Square Enix is looking to make games with long-term support in mind
"Games as a Service"
There used to be a time when the idea of a sequel was a universally good thing. When developers and publishers spent larger amounts of time in between one entry and another, allowing the game they had just created room to breathe. Now, it's commonplace for sequels to be talked about even before the first game hits the market, and it can be a bit ridiculous at times.
Square Enix doesn't seem to agree that this is the way of the future for business in gaming, as president Yousuke Matsuda said in a new note to shareholders that because multiplayer games and their replayability factor have "taken the lead," that "Games as a Service" is the way of the future.
"Lately, multiplayer games have taken the lead, and it is standard for games to be designed for long-term play," he said. "The terms 'multiplayer' and 'Games as a Service' themselves have existed for some time, but they are now being used in reference to game designs that place a strong emphasis on longer-term user engagement."
Matsuda affirmed that Square Enix will "endeavor to develop games designed not to be played once after launch but that customers can enjoy more and play longer." In doing things this way, Matsuda believes that customer satisfaction will improve as well as the "lifetime value" of the game itself.
Square Enix has backed up this talk with its on-going support of Final Fantasy XV. The game has gotten multiple DLC packs with stories focusing on the other character of Noctis' party, and a multiplayer component on the way next month. Other developers, like Blizzard, have taken a similar approach to their games as well, with World of Warcraft, StarCraft II, Diablo III, and Overwatch being some of the best-supported games in the world.

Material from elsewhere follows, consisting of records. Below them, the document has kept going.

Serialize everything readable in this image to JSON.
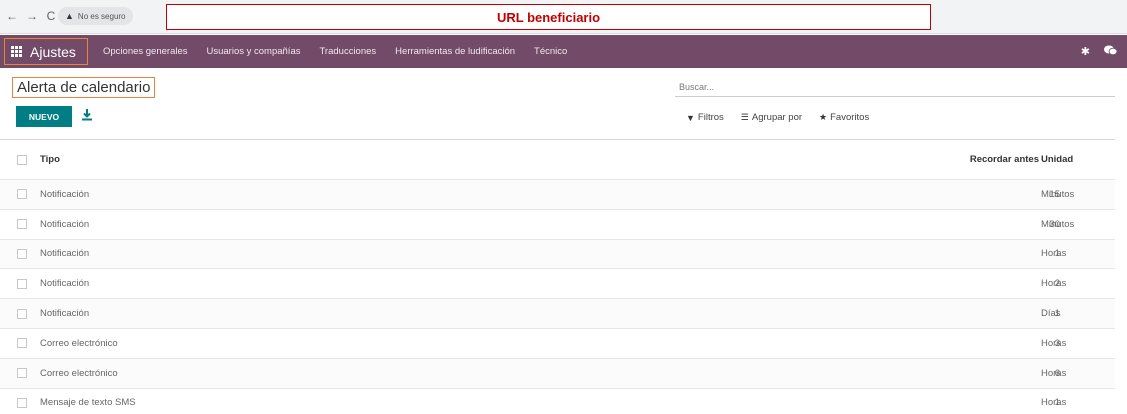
{
  "browser": {
    "nav": {
      "back": "←",
      "forward": "→",
      "reload": "C"
    },
    "security_text": "No es seguro",
    "url_label": "URL beneficiario"
  },
  "navbar": {
    "app_name": "Ajustes",
    "menu": [
      "Opciones generales",
      "Usuarios y compañías",
      "Traducciones",
      "Herramientas de ludificación",
      "Técnico"
    ]
  },
  "page": {
    "title": "Alerta de calendario",
    "search_placeholder": "Buscar...",
    "new_button": "NUEVO",
    "filters_label": "Filtros",
    "group_by_label": "Agrupar por",
    "favorites_label": "Favoritos"
  },
  "table": {
    "headers": {
      "type": "Tipo",
      "remind_before": "Recordar antes",
      "unit": "Unidad"
    },
    "rows": [
      {
        "type": "Notificación",
        "remind_before": "15",
        "unit": "Minutos"
      },
      {
        "type": "Notificación",
        "remind_before": "30",
        "unit": "Minutos"
      },
      {
        "type": "Notificación",
        "remind_before": "1",
        "unit": "Horas"
      },
      {
        "type": "Notificación",
        "remind_before": "2",
        "unit": "Horas"
      },
      {
        "type": "Notificación",
        "remind_before": "1",
        "unit": "Días"
      },
      {
        "type": "Correo electrónico",
        "remind_before": "3",
        "unit": "Horas"
      },
      {
        "type": "Correo electrónico",
        "remind_before": "6",
        "unit": "Horas"
      },
      {
        "type": "Mensaje de texto SMS",
        "remind_before": "1",
        "unit": "Horas"
      }
    ]
  },
  "colors": {
    "navbar": "#714b67",
    "primary_button": "#017e84",
    "highlight_box": "#e8823c",
    "url_annotation": "#c00000"
  },
  "icons": {
    "apps": "apps-grid-icon",
    "download": "download-icon",
    "filter": "funnel-icon",
    "group_by": "layers-icon",
    "favorites": "star-icon",
    "warning": "warning-triangle-icon",
    "bug": "bug-icon",
    "chat": "chat-icon"
  }
}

It remains to be seen if Square Enix will look to add multiplayer to every game they create from now on (we've seen what this can do to the industry before) but if they can find an effective way to add long-term value to their products, not many people should be opposed to that idea.